THE race for Cuba’s beach front is on. Executives from major US hotel chains have stepped up their interest in the Communist island in recent months, holding informal talks with Cuban officials as Washington loosens restrictions on US firms operating there.
Executives from Marriott International, Hilton Worldwide and Carlson Hospitality Group say they have held talks with Cuban officials.
“We’re all very interested,” says Ted Middleton, Hilton’s senior vice-president of development in Latin America. “When legally we’re allowed to do so, we all want to be at the start line, ready to go.”
The US and Cuba restored diplomatic relations in July after decades of hostility. Washington further relaxed its half-century-old trade embargo last month, allowing certain companies to establish subsidiaries or joint ventures as well as open offices, stores and warehouses in Cuba.
The US wanted a deal allowing US airlines to schedule Cuba flights as soon as possible, a state department official said last week, amid speculation that a US ban on its tourists visiting Cuba could be eased.
US hoteliers are not allowed to invest in Cuba, and the island officially remains off-limits for US tourists unless they meet special criteria.

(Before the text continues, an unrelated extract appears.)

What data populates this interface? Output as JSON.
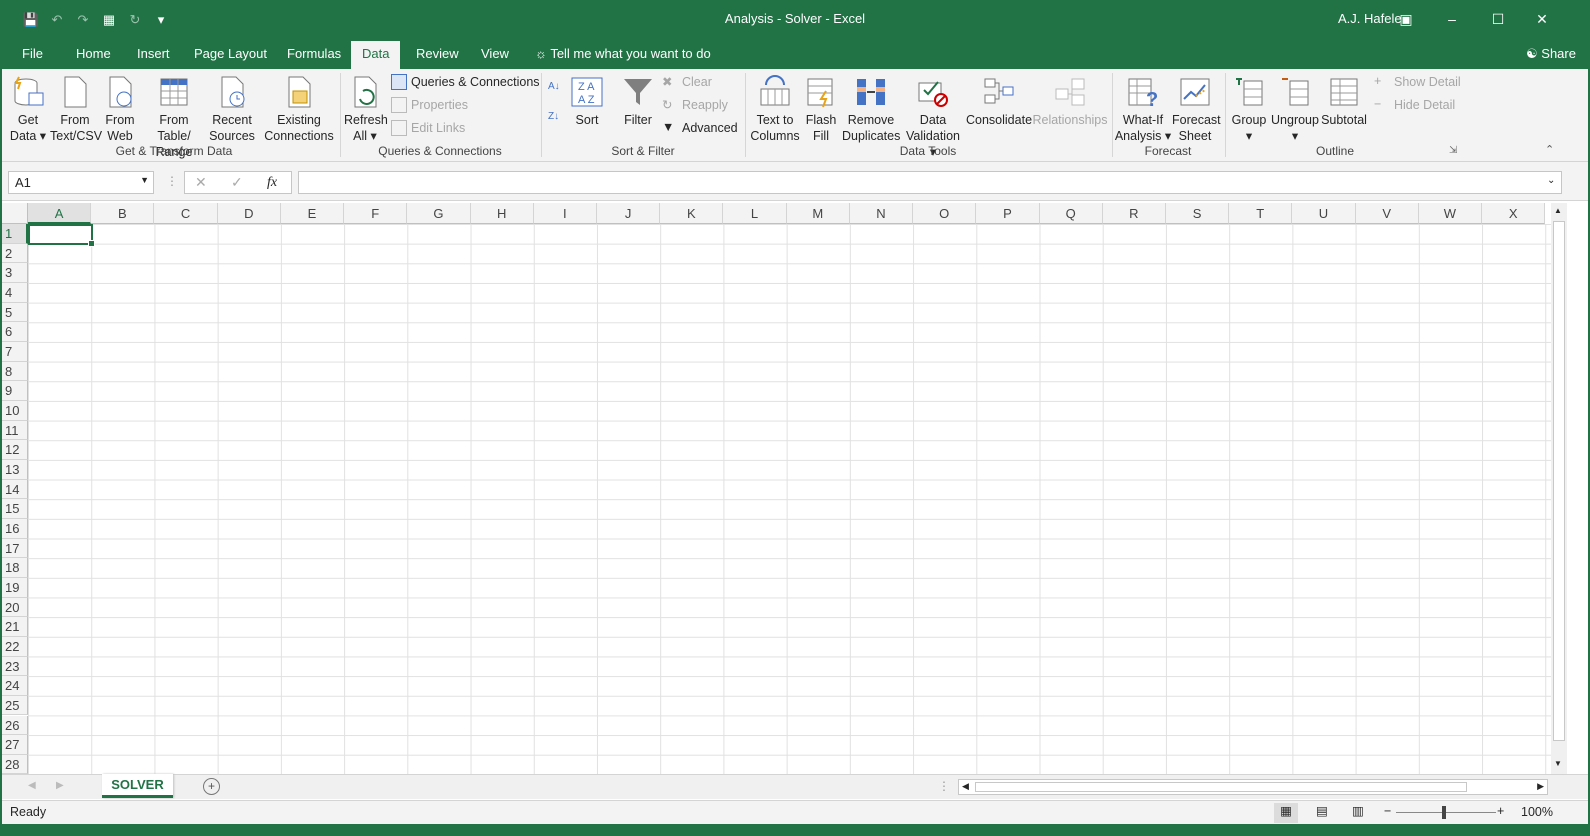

Foreign companies have to partner with a Cuban entity to do business there.
While they wait for the politicians, US hotel bosses are conducting fact-finding missions in Havana and holding preliminary meetings with Cuban government officials.
This week, Mr Middleton and executives from Carlson and Wyndham Worldwide are meeting Cuba’s Deputy Tourism Minister Luis Miguel Diaz at a conference in Lima.
In the 1950s, Cuba was an exotic playground for US celebrities such as Frank Sinatra and Ava Gardner, as well as ordinary tourists.
A recent relaxation of some restrictions on US travellers has encouraged over 106,000 Americans to visit Cuba so far this year, more than the 91,254 who arrived in all of last year, according to tourism Prof José Luís Perelló of the University of Havana.
Tourist arrivals are up nearly 18% this year after a record 3-million visitors last year. US hoteliers expect US visitor numbers to balloon if all travel restrictions are axed.
“If and when the travel ban is lifted, we estimate there’ll be over 1.5-million US travellers on a yearly basis,” says Laurent de Kousemaeker of Marriott.
Even if sanctions were lifted soon, Cuba traditionally has been slow to approve foreign investment projects.
Rivals from Canada and Europe have seized the opportunity, operating and investing in Cuban hotels and resorts, alongside Cuban government partners, for years.
Spanish hotel operator Meliá Hotels International aims to have 15,000 rooms in Cuba by 2018. It has 13,000 rooms via 27 joint ventures.
But even with government plans to add 4,000 new hotel rooms every year for the next 15, the island is not ready for a significant surge in tourism.
Cuba’s tourism infrastructure went into decline after the 1959 revolution. Five-star hotel rooms, good restaurants and cheap internet access are all in short supply.
If they get a green light from both governments, executives say US chains are likely to offer branding and management partnerships to Cuban government partners.
The ultimate goal will be to secure long-term leases on resort developments, which is how Cuban authorities have generally operated with foreign hotels.
But right now, US hoteliers cannot even refer to tourism when they meet Cuban counterparts, let alone discuss actual deals. Instead the buzz word is “hospitality”.
Mr de Kousemaeker likes to use an analogy from baseball, a sport loved both in Cuba and in the US, to describe the current situation.
“We’re learning, and taking batting practice, but we’re sitting on the bench.”
By Mike Stone and Mitra Taj, BDlive
October 1, 2015